Entries from a dataset of interfaces:
%%
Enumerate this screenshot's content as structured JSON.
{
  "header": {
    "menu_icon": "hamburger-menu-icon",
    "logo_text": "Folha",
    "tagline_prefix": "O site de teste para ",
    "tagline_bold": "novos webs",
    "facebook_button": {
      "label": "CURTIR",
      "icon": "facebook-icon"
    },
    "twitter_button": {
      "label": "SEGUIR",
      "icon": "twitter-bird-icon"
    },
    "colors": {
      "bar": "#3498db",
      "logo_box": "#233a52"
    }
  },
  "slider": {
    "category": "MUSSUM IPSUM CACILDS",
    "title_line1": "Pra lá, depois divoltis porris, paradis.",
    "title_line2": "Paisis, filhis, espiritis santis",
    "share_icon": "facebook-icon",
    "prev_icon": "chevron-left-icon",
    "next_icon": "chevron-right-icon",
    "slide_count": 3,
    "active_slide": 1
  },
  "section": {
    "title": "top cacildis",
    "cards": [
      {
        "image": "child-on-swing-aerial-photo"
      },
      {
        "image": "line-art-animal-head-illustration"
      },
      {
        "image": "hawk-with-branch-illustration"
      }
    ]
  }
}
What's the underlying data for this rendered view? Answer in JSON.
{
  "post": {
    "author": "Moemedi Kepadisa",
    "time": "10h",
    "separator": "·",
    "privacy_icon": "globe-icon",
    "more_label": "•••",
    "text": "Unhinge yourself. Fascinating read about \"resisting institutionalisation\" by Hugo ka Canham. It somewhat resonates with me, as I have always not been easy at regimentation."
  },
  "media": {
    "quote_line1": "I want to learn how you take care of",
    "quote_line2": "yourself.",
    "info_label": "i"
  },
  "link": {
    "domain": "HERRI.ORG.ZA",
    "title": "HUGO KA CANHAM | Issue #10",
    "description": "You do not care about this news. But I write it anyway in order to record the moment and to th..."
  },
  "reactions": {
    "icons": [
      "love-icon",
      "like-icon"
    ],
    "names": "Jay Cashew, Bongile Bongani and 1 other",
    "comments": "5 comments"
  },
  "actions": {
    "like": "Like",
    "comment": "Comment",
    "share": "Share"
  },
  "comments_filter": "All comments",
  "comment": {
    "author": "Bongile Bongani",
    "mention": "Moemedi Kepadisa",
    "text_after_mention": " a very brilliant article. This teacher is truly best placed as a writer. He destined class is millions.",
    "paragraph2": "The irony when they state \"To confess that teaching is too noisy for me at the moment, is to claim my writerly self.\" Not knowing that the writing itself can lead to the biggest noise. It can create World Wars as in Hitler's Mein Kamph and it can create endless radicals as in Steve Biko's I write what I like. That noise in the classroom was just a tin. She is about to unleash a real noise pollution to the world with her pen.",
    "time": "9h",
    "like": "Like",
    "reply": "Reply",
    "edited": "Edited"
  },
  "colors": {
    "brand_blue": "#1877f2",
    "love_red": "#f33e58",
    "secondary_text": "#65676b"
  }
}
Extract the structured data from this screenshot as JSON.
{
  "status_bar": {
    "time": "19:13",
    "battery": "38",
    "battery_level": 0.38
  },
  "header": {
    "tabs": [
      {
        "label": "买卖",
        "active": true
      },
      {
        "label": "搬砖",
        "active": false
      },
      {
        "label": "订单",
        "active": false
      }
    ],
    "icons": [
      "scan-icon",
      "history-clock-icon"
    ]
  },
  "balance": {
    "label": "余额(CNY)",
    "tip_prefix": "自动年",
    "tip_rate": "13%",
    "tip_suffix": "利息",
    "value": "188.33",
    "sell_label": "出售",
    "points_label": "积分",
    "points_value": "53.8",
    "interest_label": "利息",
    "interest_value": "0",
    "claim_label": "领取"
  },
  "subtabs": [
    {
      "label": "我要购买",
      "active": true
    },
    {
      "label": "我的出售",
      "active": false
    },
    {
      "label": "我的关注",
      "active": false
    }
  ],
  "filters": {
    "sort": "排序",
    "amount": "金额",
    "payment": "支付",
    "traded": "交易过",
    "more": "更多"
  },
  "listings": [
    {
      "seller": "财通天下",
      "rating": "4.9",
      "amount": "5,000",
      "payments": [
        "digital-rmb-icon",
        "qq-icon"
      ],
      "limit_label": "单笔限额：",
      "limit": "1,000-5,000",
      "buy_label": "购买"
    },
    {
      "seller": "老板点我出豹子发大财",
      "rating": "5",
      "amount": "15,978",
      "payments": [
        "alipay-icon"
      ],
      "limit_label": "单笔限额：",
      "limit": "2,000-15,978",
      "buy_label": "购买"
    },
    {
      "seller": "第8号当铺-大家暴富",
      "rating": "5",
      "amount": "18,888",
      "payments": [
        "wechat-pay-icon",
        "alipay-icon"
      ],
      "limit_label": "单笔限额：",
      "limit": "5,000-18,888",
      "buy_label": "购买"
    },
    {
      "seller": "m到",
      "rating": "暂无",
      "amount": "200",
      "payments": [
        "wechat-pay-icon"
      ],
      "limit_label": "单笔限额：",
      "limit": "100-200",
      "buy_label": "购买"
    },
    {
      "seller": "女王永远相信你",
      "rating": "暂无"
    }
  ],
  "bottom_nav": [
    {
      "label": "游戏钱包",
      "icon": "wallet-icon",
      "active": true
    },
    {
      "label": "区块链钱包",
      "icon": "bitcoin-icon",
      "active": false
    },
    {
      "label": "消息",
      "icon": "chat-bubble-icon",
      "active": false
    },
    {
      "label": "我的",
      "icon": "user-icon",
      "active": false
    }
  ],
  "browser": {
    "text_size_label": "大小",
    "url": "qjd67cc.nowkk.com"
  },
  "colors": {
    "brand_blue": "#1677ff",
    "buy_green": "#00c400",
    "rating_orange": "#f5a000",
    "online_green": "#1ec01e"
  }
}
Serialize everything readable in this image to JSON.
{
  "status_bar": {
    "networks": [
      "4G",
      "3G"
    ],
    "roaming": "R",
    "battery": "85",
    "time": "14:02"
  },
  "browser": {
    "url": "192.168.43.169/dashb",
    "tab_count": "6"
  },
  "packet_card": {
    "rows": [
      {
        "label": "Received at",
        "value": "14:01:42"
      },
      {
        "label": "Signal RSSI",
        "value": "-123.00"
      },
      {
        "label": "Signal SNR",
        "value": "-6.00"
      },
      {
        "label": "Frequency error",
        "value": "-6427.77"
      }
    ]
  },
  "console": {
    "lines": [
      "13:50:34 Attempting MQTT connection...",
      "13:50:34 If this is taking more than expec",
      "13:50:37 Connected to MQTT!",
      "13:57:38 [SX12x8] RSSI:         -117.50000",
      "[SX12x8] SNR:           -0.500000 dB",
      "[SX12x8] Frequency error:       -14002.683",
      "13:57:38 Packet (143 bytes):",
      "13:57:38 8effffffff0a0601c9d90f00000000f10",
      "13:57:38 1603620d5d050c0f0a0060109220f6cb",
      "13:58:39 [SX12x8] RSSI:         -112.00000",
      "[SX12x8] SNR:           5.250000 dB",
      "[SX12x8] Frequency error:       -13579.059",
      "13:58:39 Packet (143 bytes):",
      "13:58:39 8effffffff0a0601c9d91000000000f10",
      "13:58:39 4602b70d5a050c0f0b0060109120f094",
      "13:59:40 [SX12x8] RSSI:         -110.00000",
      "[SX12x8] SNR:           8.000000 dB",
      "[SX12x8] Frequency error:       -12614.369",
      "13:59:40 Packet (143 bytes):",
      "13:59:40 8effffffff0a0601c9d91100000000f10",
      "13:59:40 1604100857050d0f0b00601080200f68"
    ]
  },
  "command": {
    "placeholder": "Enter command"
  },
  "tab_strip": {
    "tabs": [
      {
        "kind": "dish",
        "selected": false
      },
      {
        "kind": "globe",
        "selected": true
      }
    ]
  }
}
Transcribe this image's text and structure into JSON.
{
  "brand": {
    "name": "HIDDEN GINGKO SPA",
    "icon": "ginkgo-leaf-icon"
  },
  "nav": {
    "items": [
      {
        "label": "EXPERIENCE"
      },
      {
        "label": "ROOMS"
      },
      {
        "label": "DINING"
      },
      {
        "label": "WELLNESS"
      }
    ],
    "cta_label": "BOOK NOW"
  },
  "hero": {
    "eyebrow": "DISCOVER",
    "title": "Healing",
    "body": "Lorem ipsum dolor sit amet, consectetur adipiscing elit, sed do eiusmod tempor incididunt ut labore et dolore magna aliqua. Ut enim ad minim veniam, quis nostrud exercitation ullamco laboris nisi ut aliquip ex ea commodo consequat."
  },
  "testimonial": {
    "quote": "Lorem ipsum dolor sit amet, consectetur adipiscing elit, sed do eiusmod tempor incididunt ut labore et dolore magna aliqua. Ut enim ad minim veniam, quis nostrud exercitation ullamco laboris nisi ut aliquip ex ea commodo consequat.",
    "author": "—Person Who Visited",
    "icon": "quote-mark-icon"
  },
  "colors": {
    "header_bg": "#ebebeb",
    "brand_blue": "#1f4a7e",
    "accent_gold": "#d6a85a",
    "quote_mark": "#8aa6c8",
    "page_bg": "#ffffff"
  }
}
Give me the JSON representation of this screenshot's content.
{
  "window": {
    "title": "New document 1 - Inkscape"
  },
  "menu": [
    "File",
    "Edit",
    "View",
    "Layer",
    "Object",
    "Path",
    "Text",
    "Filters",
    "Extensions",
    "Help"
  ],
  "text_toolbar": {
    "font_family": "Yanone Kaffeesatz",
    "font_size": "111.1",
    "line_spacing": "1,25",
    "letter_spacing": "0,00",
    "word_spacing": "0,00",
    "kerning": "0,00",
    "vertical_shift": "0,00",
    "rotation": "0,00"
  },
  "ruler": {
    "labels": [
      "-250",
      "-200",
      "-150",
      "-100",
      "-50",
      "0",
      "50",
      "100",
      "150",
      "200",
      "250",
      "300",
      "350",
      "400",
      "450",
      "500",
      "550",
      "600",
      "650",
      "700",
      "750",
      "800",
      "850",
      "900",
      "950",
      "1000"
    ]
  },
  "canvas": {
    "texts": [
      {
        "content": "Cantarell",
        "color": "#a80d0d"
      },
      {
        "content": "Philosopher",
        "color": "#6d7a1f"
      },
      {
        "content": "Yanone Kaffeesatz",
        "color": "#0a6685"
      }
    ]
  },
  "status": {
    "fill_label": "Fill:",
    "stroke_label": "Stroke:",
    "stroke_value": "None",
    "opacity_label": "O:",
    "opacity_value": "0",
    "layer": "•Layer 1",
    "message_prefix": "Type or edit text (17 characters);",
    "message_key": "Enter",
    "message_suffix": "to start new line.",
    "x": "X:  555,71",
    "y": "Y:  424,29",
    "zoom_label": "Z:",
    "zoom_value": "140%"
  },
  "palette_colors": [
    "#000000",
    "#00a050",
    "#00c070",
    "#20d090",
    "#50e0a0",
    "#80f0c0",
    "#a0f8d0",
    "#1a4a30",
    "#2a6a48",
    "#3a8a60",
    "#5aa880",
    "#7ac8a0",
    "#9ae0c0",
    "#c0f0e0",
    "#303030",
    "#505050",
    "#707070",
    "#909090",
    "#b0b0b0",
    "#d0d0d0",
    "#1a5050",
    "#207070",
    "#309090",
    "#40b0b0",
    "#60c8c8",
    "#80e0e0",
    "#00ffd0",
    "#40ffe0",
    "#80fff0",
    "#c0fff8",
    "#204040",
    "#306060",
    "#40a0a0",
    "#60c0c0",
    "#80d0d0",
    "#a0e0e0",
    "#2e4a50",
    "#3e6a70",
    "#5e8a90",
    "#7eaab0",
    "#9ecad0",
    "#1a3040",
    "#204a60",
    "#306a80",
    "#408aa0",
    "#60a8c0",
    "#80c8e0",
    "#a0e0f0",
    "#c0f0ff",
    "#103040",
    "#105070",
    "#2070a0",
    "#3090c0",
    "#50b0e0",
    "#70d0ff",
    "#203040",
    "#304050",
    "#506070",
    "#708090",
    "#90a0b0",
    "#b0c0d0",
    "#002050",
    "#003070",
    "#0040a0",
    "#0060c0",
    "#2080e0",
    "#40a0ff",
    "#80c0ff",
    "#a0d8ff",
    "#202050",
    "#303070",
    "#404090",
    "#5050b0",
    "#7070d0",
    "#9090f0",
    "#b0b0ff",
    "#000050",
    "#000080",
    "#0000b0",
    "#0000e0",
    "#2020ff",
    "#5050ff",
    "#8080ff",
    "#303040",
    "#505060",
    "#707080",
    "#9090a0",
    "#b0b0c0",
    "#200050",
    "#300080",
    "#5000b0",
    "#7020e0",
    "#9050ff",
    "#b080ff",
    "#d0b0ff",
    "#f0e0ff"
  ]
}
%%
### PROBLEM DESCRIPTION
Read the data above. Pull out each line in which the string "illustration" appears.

### SOLUTION TO THIS TASK
        "image": "line-art-animal-head-illustration"
        "image": "hawk-with-branch-illustration"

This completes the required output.